12STUDY ON MODELLING AND FORECASTING IS A TASK OF RESEARCH DEPARTMENT IN EAC CENTRAL BANKS National Bank of Rwanda (BNR)Bank of UgandaBank of TanzaniaCentral Bank of Kenya (CBK)Banque de la République du Burundi (BRB)Senior Directorate (Monetary Policy and Research, Financial Stability)Modelling & Forecasting DivisionDirectorate of ResearchResearch DepartmentDirectorate of ResearchLarge Macro econometric Modelling Section Research DepartmentMonetary & Financial Market Department
13Modelling and forecasting system is facing a huge challenge in all EAC Central banks Some Central banks are not using the econometric approach in modelling and forecasting analysisAll EAC central Banks witness a gap in terms of high qualified staff equipped with econometric backgroundUse of adequate software related to modelling and forecasting is almost inexistentLack of harmonisation in terms of forecasting techniques.
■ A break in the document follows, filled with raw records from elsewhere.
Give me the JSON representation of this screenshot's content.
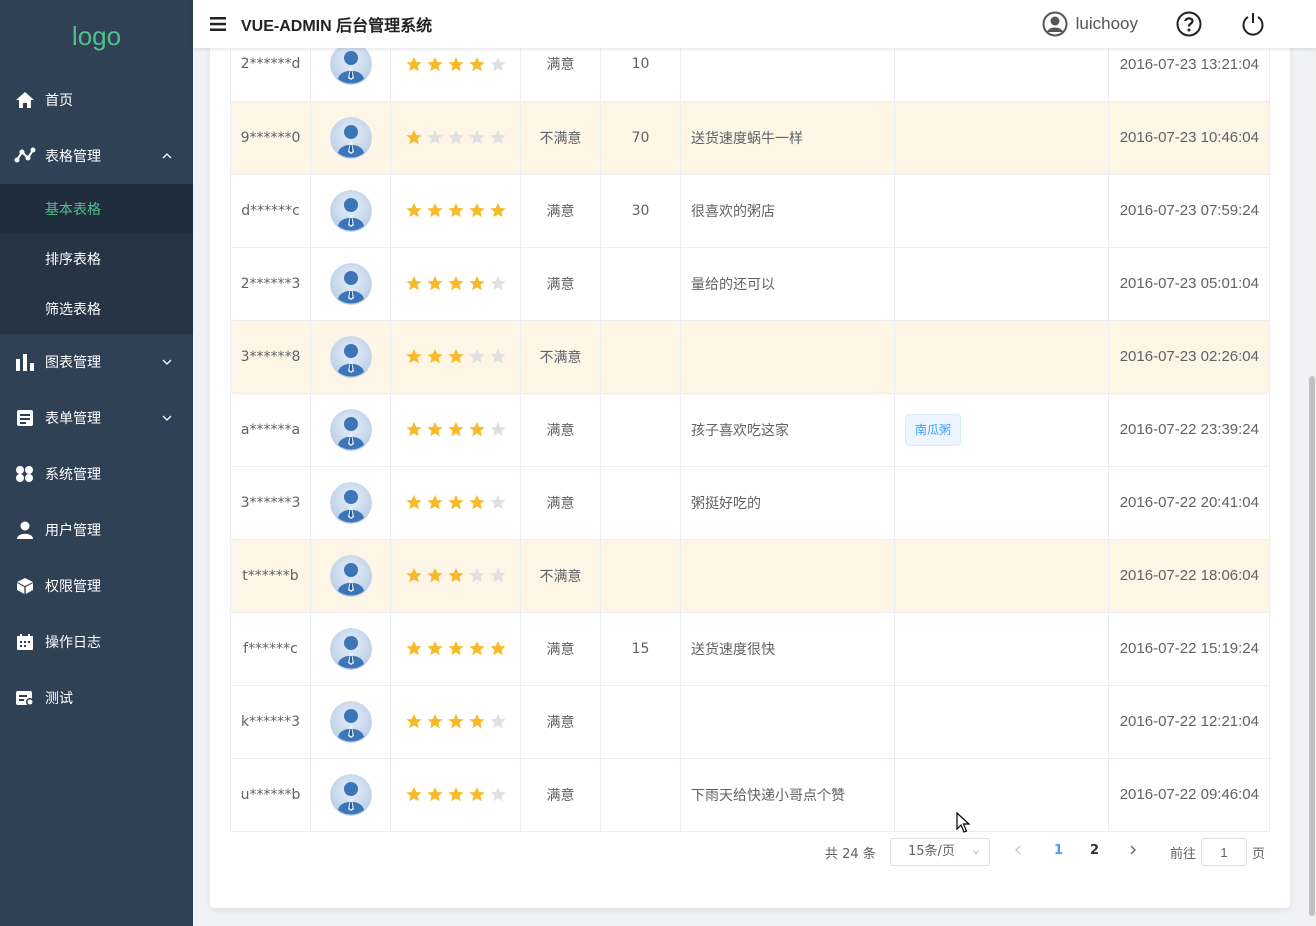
{
  "sidebar": {
    "logo": "logo",
    "items": [
      {
        "label": "首页",
        "icon": "home-icon"
      },
      {
        "label": "表格管理",
        "icon": "table-graph-icon",
        "expanded": true
      },
      {
        "label": "图表管理",
        "icon": "bar-chart-icon"
      },
      {
        "label": "表单管理",
        "icon": "form-icon"
      },
      {
        "label": "系统管理",
        "icon": "system-icon"
      },
      {
        "label": "用户管理",
        "icon": "user-icon"
      },
      {
        "label": "权限管理",
        "icon": "cube-icon"
      },
      {
        "label": "操作日志",
        "icon": "calendar-icon"
      },
      {
        "label": "测试",
        "icon": "test-icon"
      }
    ],
    "sub_items": [
      {
        "label": "基本表格",
        "active": true
      },
      {
        "label": "排序表格"
      },
      {
        "label": "筛选表格"
      }
    ]
  },
  "header": {
    "title": "VUE-ADMIN 后台管理系统",
    "username": "luichooy"
  },
  "table": {
    "rows": [
      {
        "user": "2******d",
        "rating": 4,
        "status": "满意",
        "count": "10",
        "comment": "",
        "tag": "",
        "time": "2016-07-23 13:21:04",
        "warn": false
      },
      {
        "user": "9******0",
        "rating": 1,
        "status": "不满意",
        "count": "70",
        "comment": "送货速度蜗牛一样",
        "tag": "",
        "time": "2016-07-23 10:46:04",
        "warn": true
      },
      {
        "user": "d******c",
        "rating": 5,
        "status": "满意",
        "count": "30",
        "comment": "很喜欢的粥店",
        "tag": "",
        "time": "2016-07-23 07:59:24",
        "warn": false
      },
      {
        "user": "2******3",
        "rating": 4,
        "status": "满意",
        "count": "",
        "comment": "量给的还可以",
        "tag": "",
        "time": "2016-07-23 05:01:04",
        "warn": false
      },
      {
        "user": "3******8",
        "rating": 3,
        "status": "不满意",
        "count": "",
        "comment": "",
        "tag": "",
        "time": "2016-07-23 02:26:04",
        "warn": true
      },
      {
        "user": "a******a",
        "rating": 4,
        "status": "满意",
        "count": "",
        "comment": "孩子喜欢吃这家",
        "tag": "南瓜粥",
        "time": "2016-07-22 23:39:24",
        "warn": false
      },
      {
        "user": "3******3",
        "rating": 4,
        "status": "满意",
        "count": "",
        "comment": "粥挺好吃的",
        "tag": "",
        "time": "2016-07-22 20:41:04",
        "warn": false
      },
      {
        "user": "t******b",
        "rating": 3,
        "status": "不满意",
        "count": "",
        "comment": "",
        "tag": "",
        "time": "2016-07-22 18:06:04",
        "warn": true
      },
      {
        "user": "f******c",
        "rating": 5,
        "status": "满意",
        "count": "15",
        "comment": "送货速度很快",
        "tag": "",
        "time": "2016-07-22 15:19:24",
        "warn": false
      },
      {
        "user": "k******3",
        "rating": 4,
        "status": "满意",
        "count": "",
        "comment": "",
        "tag": "",
        "time": "2016-07-22 12:21:04",
        "warn": false
      },
      {
        "user": "u******b",
        "rating": 4,
        "status": "满意",
        "count": "",
        "comment": "下雨天给快递小哥点个赞",
        "tag": "",
        "time": "2016-07-22 09:46:04",
        "warn": false
      }
    ]
  },
  "pagination": {
    "total": "共 24 条",
    "page_size": "15条/页",
    "pages": [
      "1",
      "2"
    ],
    "current": "1",
    "goto_label": "前往",
    "goto_value": "1",
    "page_suffix": "页"
  },
  "colors": {
    "sidebar_bg": "#304156",
    "active_text": "#4fc08d",
    "star_on": "#f7ba2a",
    "star_off": "#e0e0e0",
    "warning_row": "#fdf5e6",
    "primary": "#409eff"
  }
}
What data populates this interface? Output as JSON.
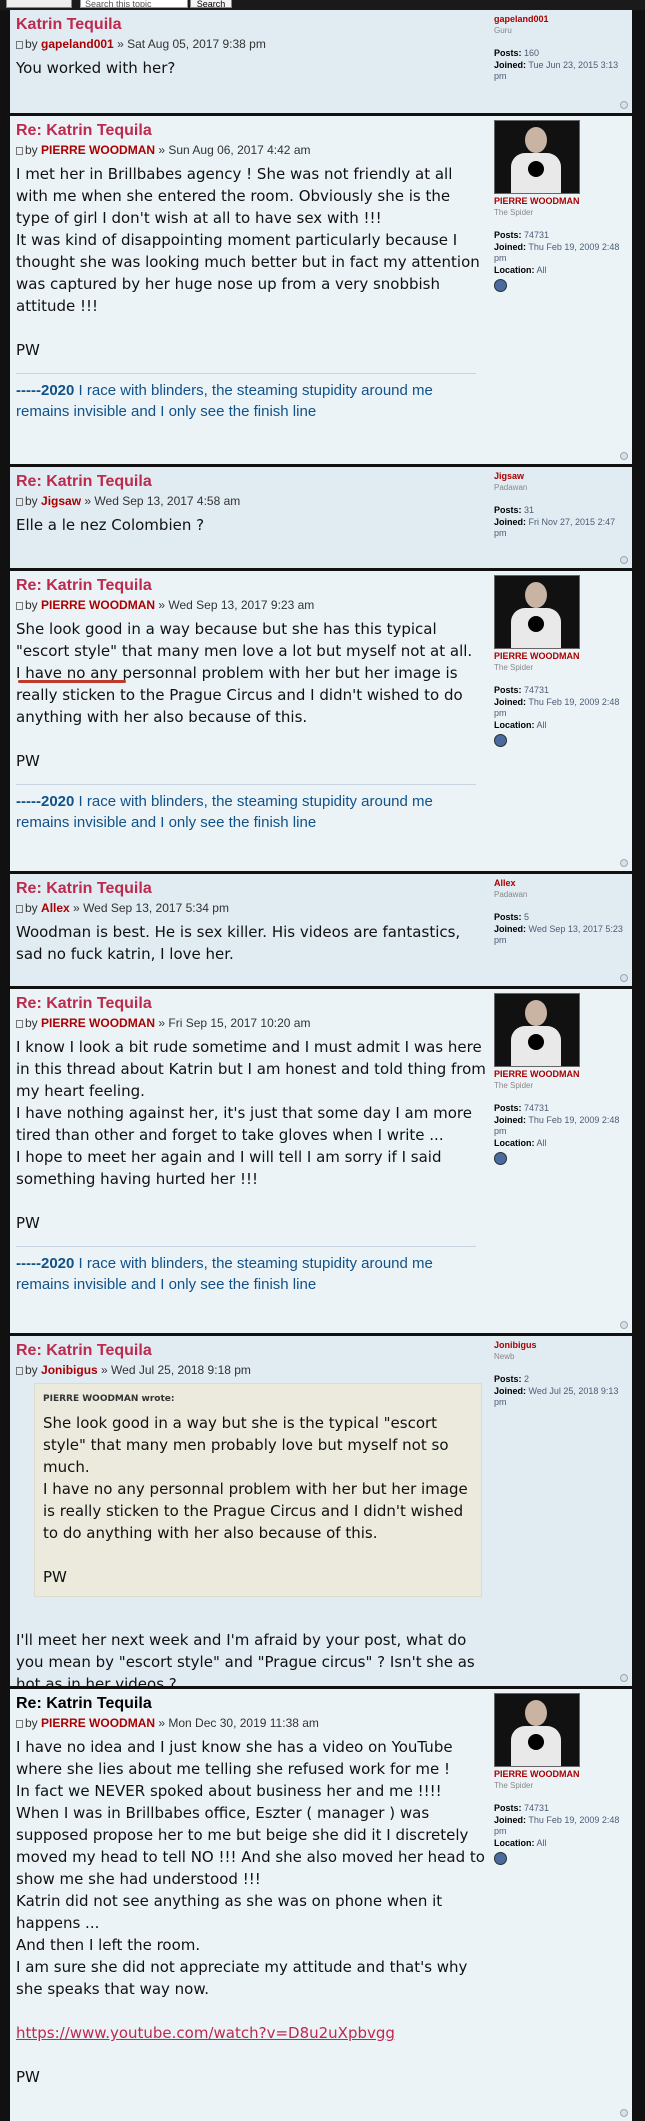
{
  "topbar": {
    "search_placeholder": "Search this topic",
    "search_button": "Search"
  },
  "posts": [
    {
      "title": "Katrin Tequila",
      "author": "gapeland001",
      "date": "Sat Aug 05, 2017 9:38 pm",
      "lines": [
        "You worked with her?"
      ],
      "profile": {
        "name": "gapeland001",
        "rank": "Guru",
        "posts": "160",
        "joined": "Tue Jun 23, 2015 3:13 pm"
      }
    },
    {
      "title": "Re: Katrin Tequila",
      "author": "PIERRE WOODMAN",
      "date": "Sun Aug 06, 2017 4:42 am",
      "lines": [
        "I met her in Brillbabes agency ! She was not friendly at all with me when she entered the room. Obviously she is the type of girl I don't wish at all to have sex with !!!",
        "It was kind of disappointing moment particularly because I thought she was looking much better but in fact my attention was captured by her huge nose up from a very snobbish attitude !!!",
        "",
        "PW"
      ],
      "profile": {
        "name": "PIERRE WOODMAN",
        "rank": "The Spider",
        "posts": "74731",
        "joined": "Thu Feb 19, 2009 2:48 pm",
        "location": "All"
      }
    },
    {
      "title": "Re: Katrin Tequila",
      "author": "Jigsaw",
      "date": "Wed Sep 13, 2017 4:58 am",
      "lines": [
        "Elle a le nez Colombien ?"
      ],
      "profile": {
        "name": "Jigsaw",
        "rank": "Padawan",
        "posts": "31",
        "joined": "Fri Nov 27, 2015 2:47 pm"
      }
    },
    {
      "title": "Re: Katrin Tequila",
      "author": "PIERRE WOODMAN",
      "date": "Wed Sep 13, 2017 9:23 am",
      "lines": [
        "She look good in a way because but she has this typical \"escort style\" that many men love a lot but myself not at all.",
        "I have no any personnal problem with her but her image is really sticken to the Prague Circus and I didn't wished to do anything with her also because of this.",
        "",
        "PW"
      ],
      "profile": {
        "name": "PIERRE WOODMAN",
        "rank": "The Spider",
        "posts": "74731",
        "joined": "Thu Feb 19, 2009 2:48 pm",
        "location": "All"
      }
    },
    {
      "title": "Re: Katrin Tequila",
      "author": "Allex",
      "date": "Wed Sep 13, 2017 5:34 pm",
      "lines": [
        "Woodman is best. He is sex killer. His videos are fantastics, sad no fuck katrin, I love her."
      ],
      "profile": {
        "name": "Allex",
        "rank": "Padawan",
        "posts": "5",
        "joined": "Wed Sep 13, 2017 5:23 pm"
      }
    },
    {
      "title": "Re: Katrin Tequila",
      "author": "PIERRE WOODMAN",
      "date": "Fri Sep 15, 2017 10:20 am",
      "lines": [
        "I know I look a bit rude sometime and I must admit I was here in this thread about Katrin but I am honest and told thing from my heart feeling.",
        "I have nothing against her, it's just that some day I am more tired than other and forget to take gloves when I write ...",
        "I hope to meet her again and I will tell I am sorry if I said something having hurted her !!!",
        "",
        "PW"
      ],
      "profile": {
        "name": "PIERRE WOODMAN",
        "rank": "The Spider",
        "posts": "74731",
        "joined": "Thu Feb 19, 2009 2:48 pm",
        "location": "All"
      }
    },
    {
      "title": "Re: Katrin Tequila",
      "author": "Jonibigus",
      "date": "Wed Jul 25, 2018 9:18 pm",
      "quote_author": "PIERRE WOODMAN wrote:",
      "quote_lines": [
        "She look good in a way but she is the typical \"escort style\" that many men probably love but myself not so much.",
        "I have no any personnal problem with her but her image is really sticken to the Prague Circus and I didn't wished to do anything with her also because of this.",
        "",
        "PW"
      ],
      "lines": [
        "I'll meet her next week and I'm afraid by your post, what do you mean by \"escort style\" and \"Prague circus\" ? Isn't she as hot as in her videos ?"
      ],
      "profile": {
        "name": "Jonibigus",
        "rank": "Newb",
        "posts": "2",
        "joined": "Wed Jul 25, 2018 9:13 pm"
      }
    },
    {
      "title": "Re: Katrin Tequila",
      "author": "PIERRE WOODMAN",
      "date": "Mon Dec 30, 2019 11:38 am",
      "lines": [
        "I have no idea and I just know she has a video on YouTube where she lies about me telling she refused work for me !",
        "In fact we NEVER spoked about business her and me !!!!",
        "When I was in Brillbabes office, Eszter ( manager ) was supposed propose her to me but beige she did it I discretely moved my head to tell NO !!! And she also moved her head to show me she had understood !!!",
        "Katrin did not see anything as she was on phone when it happens ...",
        "And then I left the room.",
        "I am sure she did not appreciate my attitude and that's why she speaks that way now."
      ],
      "link": "https://www.youtube.com/watch?v=D8u2uXpbvgg",
      "tail": "PW",
      "profile": {
        "name": "PIERRE WOODMAN",
        "rank": "The Spider",
        "posts": "74731",
        "joined": "Thu Feb 19, 2009 2:48 pm",
        "location": "All"
      }
    }
  ],
  "labels": {
    "by": "by",
    "posts": "Posts:",
    "joined": "Joined:",
    "location": "Location:"
  },
  "signature": {
    "year": "-----2020",
    "text": " I race with blinders, the steaming stupidity around me remains invisible and I only see the finish line"
  }
}
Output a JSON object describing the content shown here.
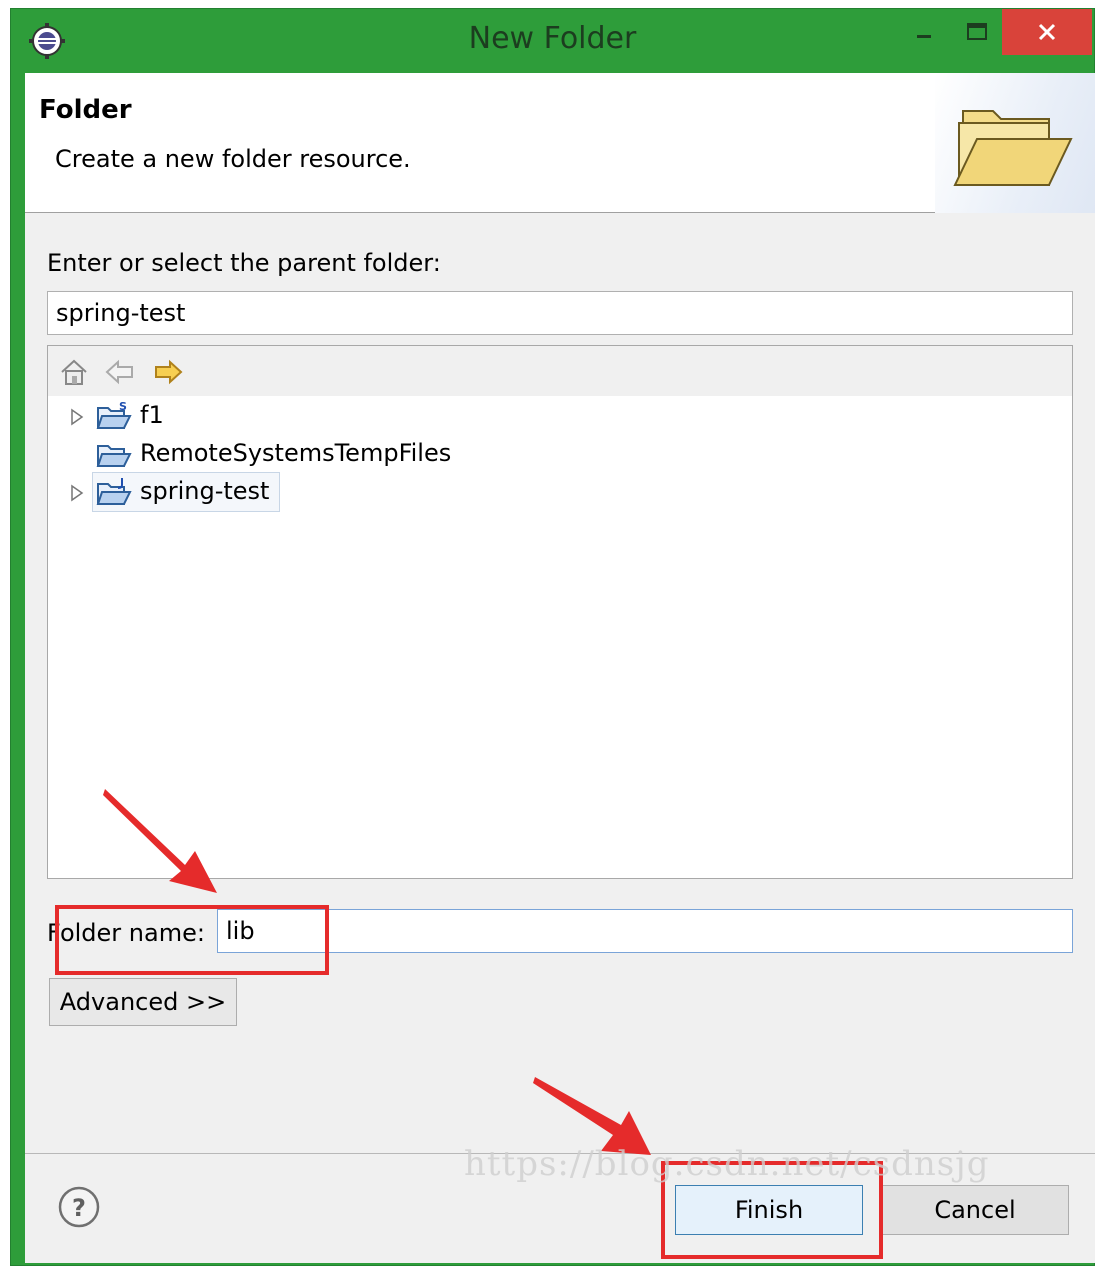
{
  "window": {
    "title": "New Folder"
  },
  "header": {
    "title": "Folder",
    "description": "Create a new folder resource."
  },
  "parent_folder": {
    "label": "Enter or select the parent folder:",
    "value": "spring-test"
  },
  "tree": {
    "toolbar_icons": [
      "home-icon",
      "back-arrow-icon",
      "forward-arrow-icon"
    ],
    "items": [
      {
        "label": "f1",
        "expandable": true
      },
      {
        "label": "RemoteSystemsTempFiles",
        "expandable": false
      },
      {
        "label": "spring-test",
        "expandable": true,
        "selected": true
      }
    ]
  },
  "folder_name": {
    "label": "Folder name:",
    "value": "lib"
  },
  "buttons": {
    "advanced": "Advanced >>",
    "finish": "Finish",
    "cancel": "Cancel"
  },
  "watermark": "https://blog.csdn.net/csdnsjg",
  "colors": {
    "title_bar": "#2e9d3a",
    "close_button": "#d9433a",
    "highlight": "#e52b2b"
  }
}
This leads to the diversification in terms of interpreting the results from respective central banks
14Gaps related to use of modelling & forecasting system in EAC Central Banks Scarcity of sound forecasting frameworks weakens budgeting and planning processes in the continent;EAC Central Banks remain far behind in building full-fledged macroeconomic models and in providing accelerated training for qualified modellers and forecasters ;Macroeconomic forecasting in EAC Central Banks has been highly dependent on models developed in others central banks in the world, which were not true representation of local realities;
15ConclusionModelling and Forecasting Program is designed to provide anyone who needs to make financial decisions,The reality found in EAC central Banks confirms that the training in Modelling and Forecasting is for great necessity,The heads of research department in respective EAC Central banks are welcoming the initiative proposed by UNECA of providing such kind of training,As the EAC is deepening and widening its regional integration, the harmonisation of macroeconomic and financial analysis will facilitate to eliminate gaps observed in interpretation of national and regional economy.
16RecommendationsEAC central Banks needs training in modelling and forecasting in order to facilitate the harmonisation of macro economic and financial analysis with the community.due to existing gaps between different central banks, it would be necessary to organise internal training related to specific needs and gaps of each individual central bank.The share of experience among staff of central banks would accelerate the harmonisation of financial analysisDue to the project establishing the EAC central bank, some activities would be executed jointly with the five central banks.The EAC needs to establish its own model related to its reality rather than continuing using models applied in advanced economies.
17Name of contacted Person List of contacted PersonsN˚CountryInstitutionName of contacted PersonPositionAddressPhone number1.RwandaNational Bank of Rwanda (BNR)Dr. Kigabo Rusuhuzwa ThomasChief EconomistP.O Box 531 Kigali -Rwanda2.BurundiBanque de la République du Burundi (BRB)Mr. Sota BonaventureDirecteur Responsable du service des EtudesP.O Box 705 Bujumbura - BurundiMr. Audace NiyonzimaDeputy Director Monetary & Financial Market DepartmentMr. Joseph BahiziHead of Monetary & Financial Market Department3.UgandaBank of UgandaDr. Adam MugumeAssistant Director Head, Modelling & Forecasting DivisionP.O Box 7120 Kampala - UgandaMr. Francis Leni AnguyoHead, Large Macroeconometric Modelling Section Research Department4.TanzaniaBank of TanzaniaDr. Kamili Alphonce KombeDeputy Director, ResearchP.O Box 2939 Dar es Salaam Tanzania5.KenyaCentral Bank of Kenya (CBK)Mr. Charles G. KooriDirector of Research DepartmentP.O Box Nairobi - KenyaMr. Lukas NjorogeResearch Department